Martin D. Abeloff, MD, Chief Oncologist and Director of Johns Hopkins Kimmel Cancer Center, died September 14 of leukemia. He was 65.
An international authority on the treatment of breast cancer, Dr. Abeloff was remembered by his colleagues with great warmth, in comments noting his humility, wry sense of humor, and great devotion to his patients and students, as well as the collaborative spirit he nurtured in his long tenure at Johns Hopkins, where he spent most of his career.
“Marty was that iconic Hopkins physician, scientist, educator, leader, and good citizen rolled into one,” said Edward D. Miller, MD, Dean/CEO of Johns Hopkins Medicine. “He was there for his patients, his residents and fellows, his colleagues and at so many challenging times, the institution he graced for so long.”
“All of the Johns Hopkins Medicine family will miss his presence and his wisdom,” said Ronald R. Peterson, President of Johns Hopkins Hospital and Health System. “He was the consummate quiet man who worked tirelessly to achieve greatness in his field.”
“He was the ultimate role model,” said Stephen Baylin, MD, Professor of Oncology and Medicine and Deputy Director of the Johns Hopkins Kimmel Cancer Center. “What he didn't know, he took the time to learn. And with a combination of qualities best summarized as wisdom, he helped transform both the treatment of cancer and the way that Johns Hopkins delivers that care.
During his 15-year tenure as Cancer Center Director, Dr. Abeloff doubled the size of the center's faculty, increased research funding sixfold since 1992, and saw it consistently ranked among the nation's top three cancer centers in U.S. News & World Report surveys.
Under his direction, the cancer complex at Johns Hopkins expanded to include nearly 1 million square feet of treatment and research space.
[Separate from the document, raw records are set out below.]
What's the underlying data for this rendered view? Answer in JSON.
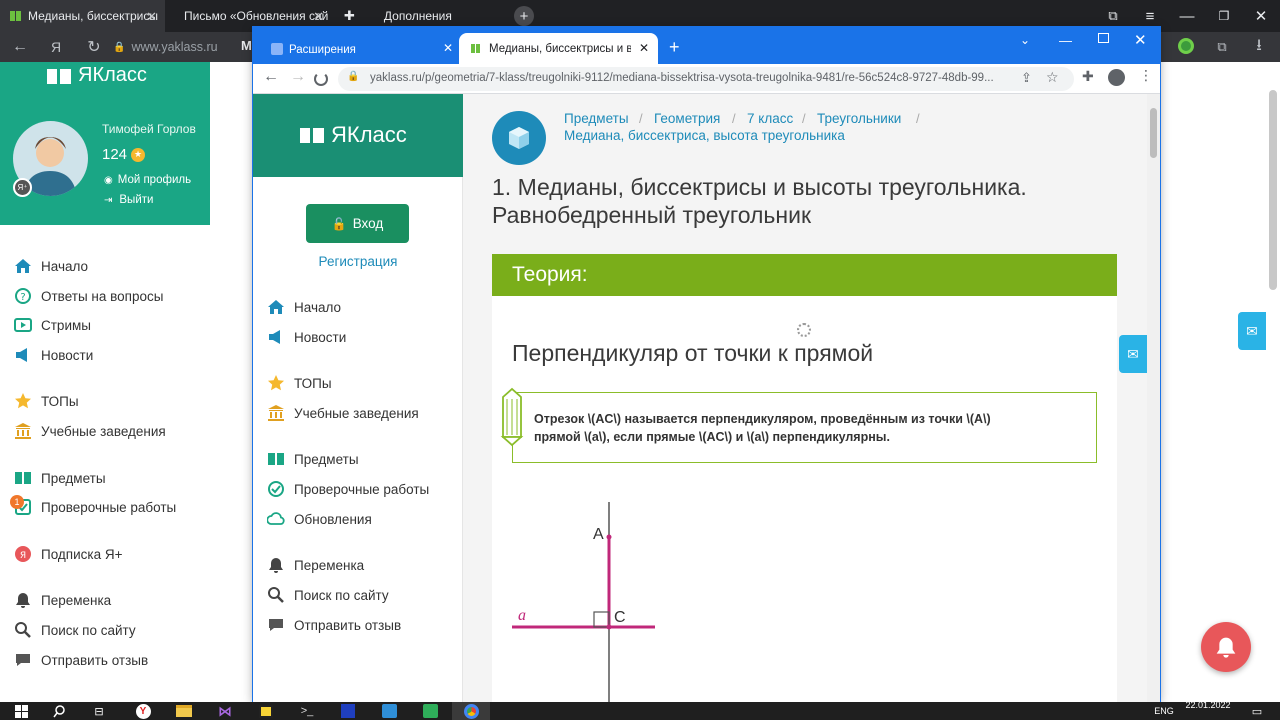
{
  "back_browser": {
    "tabs": [
      {
        "label": "Медианы, биссектрисы"
      },
      {
        "label": "Письмо «Обновления сай"
      },
      {
        "label": "Дополнения"
      }
    ],
    "address_text": "www.yaklass.ru",
    "address_tail": "M"
  },
  "bg_site": {
    "brand": "ЯКласс",
    "user_name": "Тимофей Горлов",
    "points": "124",
    "my_profile": "Мой профиль",
    "logout": "Выйти",
    "badge": "1",
    "nav": [
      "Начало",
      "Ответы на вопросы",
      "Стримы",
      "Новости",
      "ТОПы",
      "Учебные заведения",
      "Предметы",
      "Проверочные работы",
      "Подписка Я+",
      "Переменка",
      "Поиск по сайту",
      "Отправить отзыв"
    ]
  },
  "front_browser": {
    "tab_extensions": "Расширения",
    "tab_active": "Медианы, биссектрисы и высо",
    "url": "yaklass.ru/p/geometria/7-klass/treugolniki-9112/mediana-bissektrisa-vysota-treugolnika-9481/re-56c524c8-9727-48db-99..."
  },
  "page": {
    "brand": "ЯКласс",
    "login": "Вход",
    "register": "Регистрация",
    "nav": [
      "Начало",
      "Новости",
      "ТОПы",
      "Учебные заведения",
      "Предметы",
      "Проверочные работы",
      "Обновления",
      "Переменка",
      "Поиск по сайту",
      "Отправить отзыв"
    ],
    "breadcrumbs": [
      "Предметы",
      "Геометрия",
      "7 класс",
      "Треугольники",
      "Медиана, биссектриса, высота треугольника"
    ],
    "title_line1": "1. Медианы, биссектрисы и высоты треугольника.",
    "title_line2": "Равнобедренный треугольник",
    "theory_label": "Теория:",
    "section_title": "Перпендикуляр от точки к прямой",
    "definition_line1": "Отрезок \\(AC\\) называется перпендикуляром, проведённым из точки \\(A\\)",
    "definition_line2": "прямой \\(a\\), если прямые \\(AC\\) и \\(a\\) перпендикулярны.",
    "figure": {
      "label_a": "a",
      "label_A": "A",
      "label_C": "C"
    }
  },
  "taskbar": {
    "time": "21:49",
    "date": "22.01.2022",
    "lang": "ENG"
  },
  "colors": {
    "brand_green": "#1aa685",
    "theory_green": "#7aae1a",
    "link_blue": "#1e8bb9",
    "chrome_blue": "#1a73e8",
    "figure_magenta": "#c0287a",
    "bell_red": "#e8575a"
  }
}
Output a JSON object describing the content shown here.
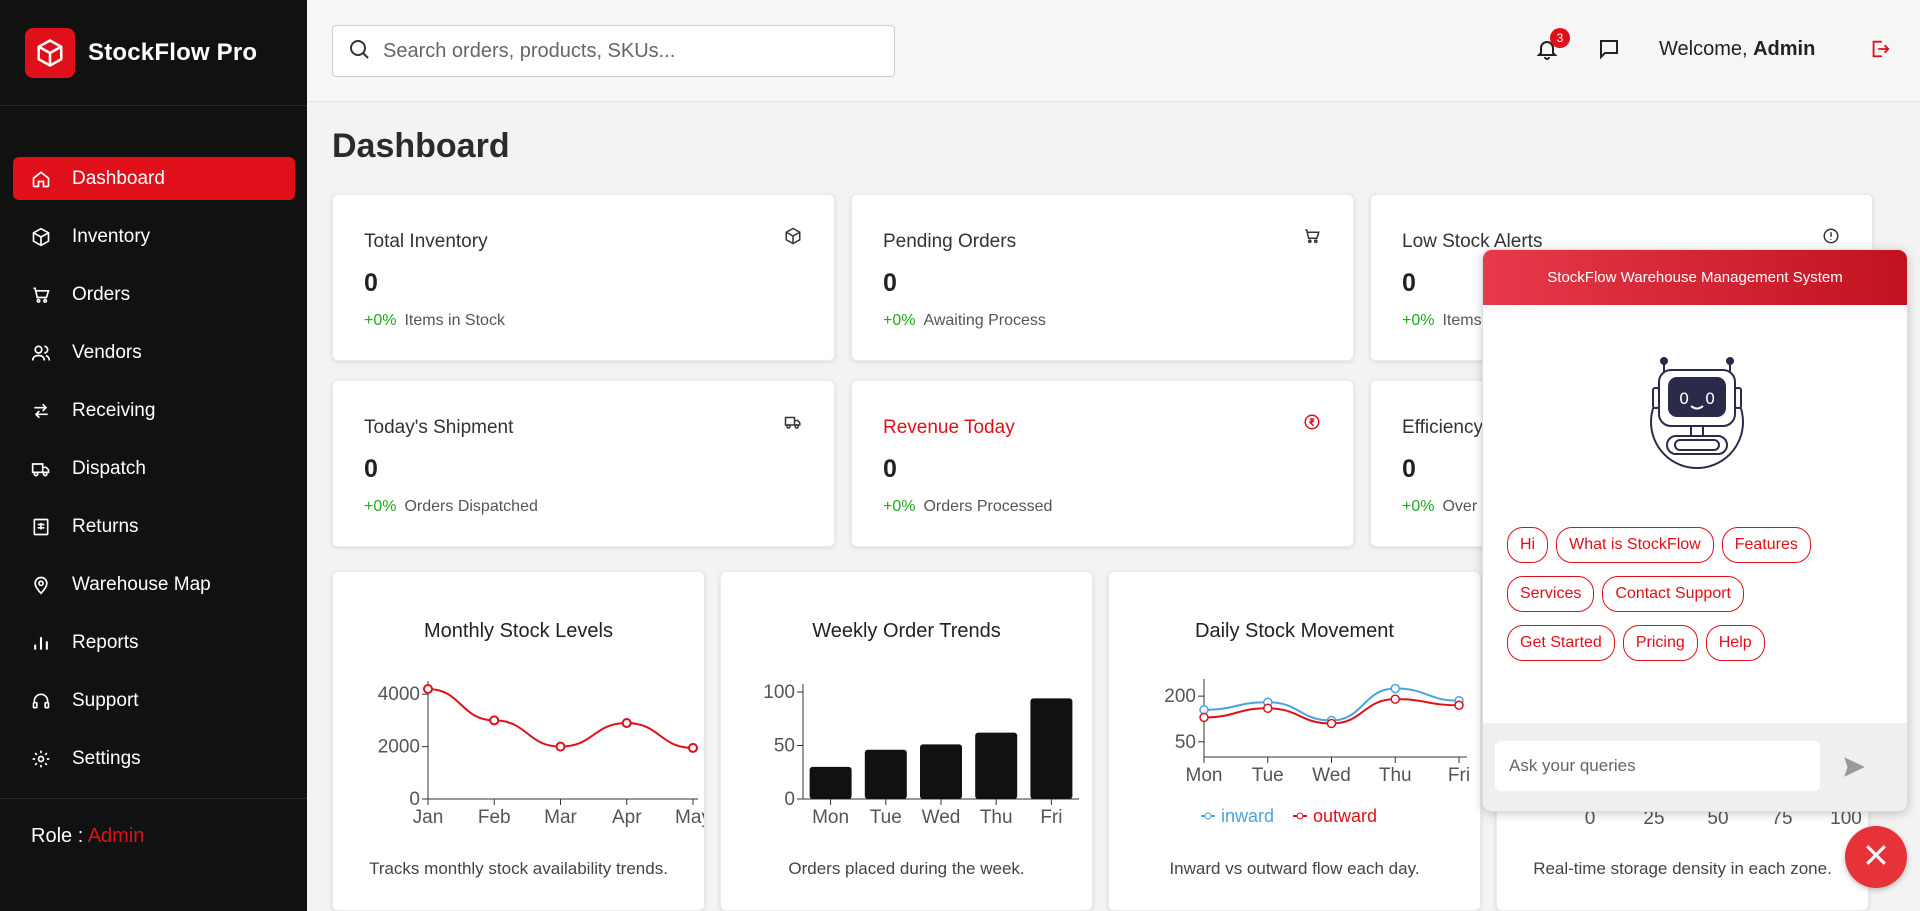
{
  "app": {
    "name": "StockFlow Pro"
  },
  "sidebar": {
    "items": [
      {
        "label": "Dashboard",
        "icon": "home-icon",
        "active": true
      },
      {
        "label": "Inventory",
        "icon": "box-icon"
      },
      {
        "label": "Orders",
        "icon": "cart-icon"
      },
      {
        "label": "Vendors",
        "icon": "users-icon"
      },
      {
        "label": "Receiving",
        "icon": "arrows-icon"
      },
      {
        "label": "Dispatch",
        "icon": "truck-icon"
      },
      {
        "label": "Returns",
        "icon": "receipt-icon"
      },
      {
        "label": "Warehouse Map",
        "icon": "map-pin-icon"
      },
      {
        "label": "Reports",
        "icon": "bar-chart-icon"
      },
      {
        "label": "Support",
        "icon": "headset-icon"
      },
      {
        "label": "Settings",
        "icon": "gear-icon"
      }
    ],
    "role_label": "Role :",
    "role_value": "Admin"
  },
  "topbar": {
    "search_placeholder": "Search orders, products, SKUs...",
    "notification_count": "3",
    "welcome_prefix": "Welcome,",
    "welcome_user": "Admin"
  },
  "page": {
    "title": "Dashboard"
  },
  "stats": [
    {
      "title": "Total Inventory",
      "value": "0",
      "change": "+0%",
      "sub": "Items in Stock",
      "icon": "box-icon"
    },
    {
      "title": "Pending Orders",
      "value": "0",
      "change": "+0%",
      "sub": "Awaiting Process",
      "icon": "cart-icon"
    },
    {
      "title": "Low Stock Alerts",
      "value": "0",
      "change": "+0%",
      "sub": "Items",
      "icon": "alert-circle-icon"
    },
    {
      "title": "Today's Shipment",
      "value": "0",
      "change": "+0%",
      "sub": "Orders Dispatched",
      "icon": "truck-icon"
    },
    {
      "title": "Revenue Today",
      "value": "0",
      "change": "+0%",
      "sub": "Orders Processed",
      "icon": "rupee-icon"
    },
    {
      "title": "Efficiency",
      "value": "0",
      "change": "+0%",
      "sub": "Over",
      "icon": ""
    }
  ],
  "charts": {
    "monthly": {
      "title": "Monthly Stock Levels",
      "desc": "Tracks monthly stock availability trends."
    },
    "weekly": {
      "title": "Weekly Order Trends",
      "desc": "Orders placed during the week."
    },
    "daily": {
      "title": "Daily Stock Movement",
      "desc": "Inward vs outward flow each day."
    },
    "density": {
      "desc": "Real-time storage density in each zone."
    }
  },
  "chart_data": [
    {
      "type": "line",
      "title": "Monthly Stock Levels",
      "x": [
        "Jan",
        "Feb",
        "Mar",
        "Apr",
        "May"
      ],
      "series": [
        {
          "values": [
            4200,
            3000,
            2000,
            2900,
            1950
          ]
        }
      ],
      "yticks": [
        0,
        2000,
        4000
      ],
      "ylim": [
        0,
        4200
      ],
      "color": "#e0101a"
    },
    {
      "type": "bar",
      "title": "Weekly Order Trends",
      "categories": [
        "Mon",
        "Tue",
        "Wed",
        "Thu",
        "Fri"
      ],
      "values": [
        30,
        46,
        51,
        62,
        94
      ],
      "yticks": [
        0,
        50,
        100
      ],
      "ylim": [
        0,
        100
      ],
      "color": "#111111"
    },
    {
      "type": "line",
      "title": "Daily Stock Movement",
      "x": [
        "Mon",
        "Tue",
        "Wed",
        "Thu",
        "Fri"
      ],
      "series": [
        {
          "name": "inward",
          "values": [
            155,
            180,
            120,
            225,
            185
          ],
          "color": "#4aa3df"
        },
        {
          "name": "outward",
          "values": [
            130,
            160,
            110,
            190,
            170
          ],
          "color": "#e0101a"
        }
      ],
      "yticks": [
        50,
        200
      ],
      "ylim": [
        0,
        230
      ]
    },
    {
      "type": "bar",
      "xticks": [
        "0",
        "25",
        "50",
        "75",
        "100"
      ]
    }
  ],
  "chat": {
    "header": "StockFlow Warehouse Management System",
    "chips": [
      "Hi",
      "What is StockFlow",
      "Features",
      "Services",
      "Contact Support",
      "Get Started",
      "Pricing",
      "Help"
    ],
    "input_placeholder": "Ask your queries"
  }
}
Inside the Center's Harry and Jeanette Weinberg Building, Dr. Abeloff revealed what the center credited as his passion for the arts, where he established the Art of Healing program, which includes a performing arts series and a collection of more than 100 works of museum-quality art by Maryland and other nationally known artists.
He also was instrumental in bringing the largest single gift to Johns Hopkins, the $150 million donation from Sidney Kimmel, for whom the cancer center is now named.
Dr. Abeloff received his medical degree from Johns Hopkins in 1966. After residency and fellowship training in Boston's Beth Israel Hospital and Tufts-New England Medical Center, he returned to Baltimore for an oncology fellowship at Hopkins and joined the oncology faculty in 1972, focusing on lung and breast cancer research, then heading the medical oncology department before directing the entire cancer center.
He was President of the American Society of Clinical Oncology (1991–1992) and Chairman of the FDA Oncologic Drugs Advisory Committee. He was also Chair of the Board of Scientific Counselors to the NCI's Intramural Division of Clinical Science and a member of the NCI Executive Committee.
He is survived by his wife, Diane, a medical illustrator; daughters Elisa Abeloff and her husband, George Landau, and Jennifer Abeloff and her husband, Howard Wasserman; three grandchildren; and his sister and brother-in-law, Marilyn and Morrell Fox.
The family requested that in lieu of flowers or gifts, that donations be sent to the Martin D. Abeloff, MD, Scholars Program in Cancer Prevention and Control at the Johns Hopkins Kimmel Cancer Center, Suite 234, 100 N. Charles St., Baltimore MD 21201.
Tributes and notes of sympathy are posted at ww.hopkinskimmelcancercenter.org/about/abeloff.cfm
Among the many messages is a joint statement from NIH Director Elias A. Zerhouni, MD, and NCI Director John E. Niederhuber, MD, who said, “All of us at the National Institutes of Health and the National Cancer Institute were saddened today to hear of the passing of Dr. Martin Abeloff. In his 15 years as director of the Sidney Kimmel Comprehensive Cancer Center at Johns Hopkins, Dr. Abeloff headed an outstanding institution, even as he continued to lead seminal research in breast cancer therapy and prevention. His contributions to the state of the science, in the use of mammography and in techniques to screen for breast cancer risk factors, transformed prevention efforts.
“Marty, as he was known to his many friends, volunteered seemingly countless hours to serve on boards and committees that advise the NCI on its research directions. As an academic colleague for many years, Marty was a supporter, a wise counselor, and always a consummate professional and gentleman. His death is just one more reason we rededicate ourselves daily to the same goals that Marty shared: trying to solve the mysteries of cancer so that future generations won't have to suffer unnecessarily. Our hearts go out to his wife and best friend, Diane, and all of Marty's family.”